Planning protests may ‘derail strategies to cut emissions’
Objections to expand electricity grid seen as barrier to 2030 target
Eirgrid plans to formally launch a public consultation on plans to meet the Government’s 70 per cent target by 2030.
Planning protests could de-rail Government plans to cut greenhouse gas emissions unless the problem is tackled now, experts warned at the weekend.
The Government wants green energy to generate 70 per cent of the electricity used in the Republic by 2030, from about 40 per cent now.
A study by the Irish Academy of Engineering acknowledges that this will require huge spending on preparing the national electricity grid for the volume of renewable generators set to come on stream over the next decade.
However, the organisation warns that the renewables plan is “destined to fail” if the grid cannot carry the electricity to the places that need it most.
Dr Jim Browne, academy president, said that by “not overcoming this hurdle, Ireland will fail to reach its 2030 target, resulting in a hugely disappointing failure towards our obligations on climate change”.
The report, the Future of Electricity Transmission in Ireland, highlights public objections to plans to expand the grid as a key barrier to the Republic meeting its target.
They have already said the national grid will need investment to ensure the electricity they generate gets ashore.
However, grid expansion projects, including a link connecting counties Meath and Tyrone, and a plan to boost west-east connections, have run into stiff public opposition.
According to the engineers’ report, governments in Denmark and Germany have taken a hands-on approach to convince the public of the need for investment in their national grids to boost renewable generation.
In Germany, plans to increase renewable power while phasing out nuclear generators required a new north-south link that face objections from individual states, Thuringia and Hesse, as well as farmers and landowners.
The government there has pledged to supervise individual north-south projects in an effort to see that the €14 billion development is completed on time.
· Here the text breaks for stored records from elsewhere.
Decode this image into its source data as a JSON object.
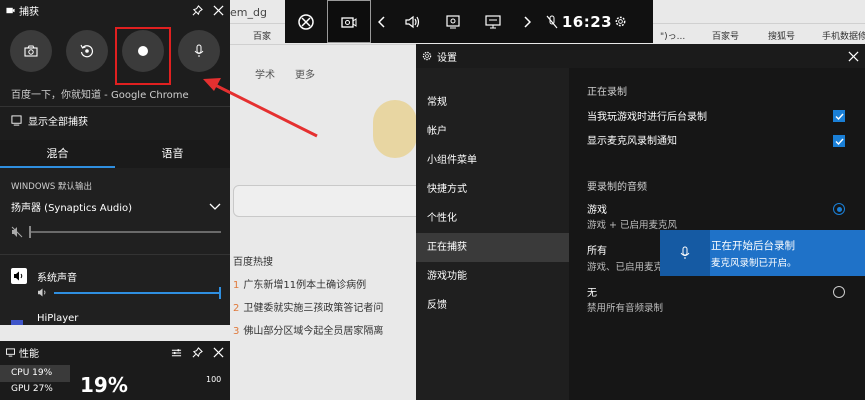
{
  "background_page": {
    "tab_fragment": "em_dg",
    "bookmarks": [
      "百家",
      "\")っ...",
      "百家号",
      "搜狐号",
      "手机数据修"
    ],
    "links": [
      "学术",
      "更多"
    ],
    "hot_title": "百度热搜",
    "news": [
      {
        "rank": "1",
        "text": "广东新增11例本土确诊病例"
      },
      {
        "rank": "2",
        "text": "卫健委就实施三孩政策答记者问"
      },
      {
        "rank": "3",
        "text": "佛山部分区域今起全员居家隔离"
      }
    ]
  },
  "gamebar": {
    "clock": "16:23"
  },
  "capture": {
    "title": "捕获",
    "status_text": "百度一下，你就知道 - Google Chrome",
    "show_all": "显示全部捕获"
  },
  "audio": {
    "tabs": [
      "混合",
      "语音"
    ],
    "output_label": "WINDOWS 默认输出",
    "device": "扬声器 (Synaptics Audio)",
    "apps": [
      {
        "name": "系统声音"
      },
      {
        "name": "HiPlayer"
      }
    ],
    "master_level": 0.0,
    "system_level": 1.0
  },
  "performance": {
    "title": "性能",
    "cpu_label": "CPU 19%",
    "gpu_label": "GPU 27%",
    "big_value": "19%",
    "max_value": "100"
  },
  "settings": {
    "title": "设置",
    "nav": [
      "常规",
      "帐户",
      "小组件菜单",
      "快捷方式",
      "个性化",
      "正在捕获",
      "游戏功能",
      "反馈"
    ],
    "active_nav": "正在捕获",
    "section_recording": "正在录制",
    "opt_background": "当我玩游戏时进行后台录制",
    "opt_mic_notify": "显示麦克风录制通知",
    "section_audio": "要录制的音频",
    "audio_options": [
      {
        "label": "游戏",
        "desc": "游戏 + 已启用麦克风",
        "selected": true
      },
      {
        "label": "所有",
        "desc": "游戏、已启用麦克",
        "selected": false
      },
      {
        "label": "无",
        "desc": "禁用所有音频录制",
        "selected": false
      }
    ]
  },
  "toast": {
    "title": "正在开始后台录制",
    "subtitle": "麦克风录制已开启。"
  },
  "colors": {
    "accent": "#1a7fd6",
    "record_box": "#e02020",
    "toast": "#1f72c8"
  }
}
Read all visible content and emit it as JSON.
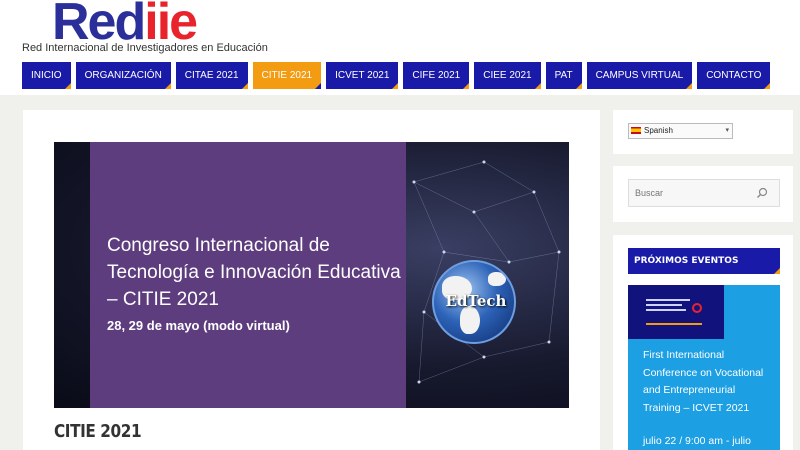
{
  "header": {
    "logo_part1": "Red",
    "logo_part2": "iie",
    "tagline": "Red Internacional de Investigadores en Educación"
  },
  "nav": {
    "items": [
      {
        "label": "INICIO"
      },
      {
        "label": "ORGANIZACIÓN"
      },
      {
        "label": "CITAE 2021"
      },
      {
        "label": "CITIE 2021",
        "active": true
      },
      {
        "label": "ICVET 2021"
      },
      {
        "label": "CIFE 2021"
      },
      {
        "label": "CIEE 2021"
      },
      {
        "label": "PAT"
      },
      {
        "label": "CAMPUS VIRTUAL"
      },
      {
        "label": "CONTACTO"
      }
    ],
    "colors": {
      "default": "#1a1aa8",
      "active": "#f39c12"
    }
  },
  "banner": {
    "title": "Congreso Internacional de Tecnología e Innovación Educativa – CITIE 2021",
    "date": "28, 29 de mayo (modo virtual)",
    "globe_label": "EdTech",
    "icon": "globe-icon"
  },
  "main": {
    "page_title": "CITIE 2021"
  },
  "sidebar": {
    "language": {
      "selected": "Spanish",
      "icon": "spain-flag-icon"
    },
    "search": {
      "placeholder": "Buscar",
      "icon": "search-icon"
    },
    "events": {
      "heading": "PRÓXIMOS EVENTOS",
      "items": [
        {
          "title": "First International Conference on Vocational and Entrepreneurial Training – ICVET 2021",
          "date": "julio 22 / 9:00 am - julio"
        }
      ]
    }
  }
}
Despite broad public support for Denmark’s switch to renewables, the academy’s report states that opposition to overhead transmission lines has forced the country to use more expensive underground technology.
Danish grid operator Energinet recently said there was a need for the industry to create a framework earlier and more widespread talks with citizens about the need for electricity infrastructure.
The academy’s report notes there is a strong lesson for the Republic here: that social constraints are forcing European countries to adopt expensive underground electricity transmission systems. “Will the future be any different for Ireland?” it asks.
Eirgrid, the State company responsible for Ireland’s electricity grids, north and south, plans to formally launch a public consultation on plans to meet the Government’s 70 per cent target by 2030.
The company recently pointed out that it had made the best use of existing assets to ensure the system could carry as much renewable power as possible.
Last year, 36 per cent of electricity used here came from green sources, mainly onshore wind. Eirgrid and the industry generally expect that figure to be overtaken in 2020.
Dr Browne argued that the Danish and German governments did not leave the grid expansion problem to the operating company to resolve.
“International experience tells us that to speed up investment and overcome network bottlenecks, the Irish Government must intervene to address the social acceptability of new transmission infrastructure,” he said.
The report poses 10 questions that the academy believes the Government should answer as it plans to boost renewable electricity generation in the Republic.
They include weighing whether to cut renewable targets in light of likely public opposition to grid expansion and what measures the Government should take to win over objections in order to ensure the targets are met.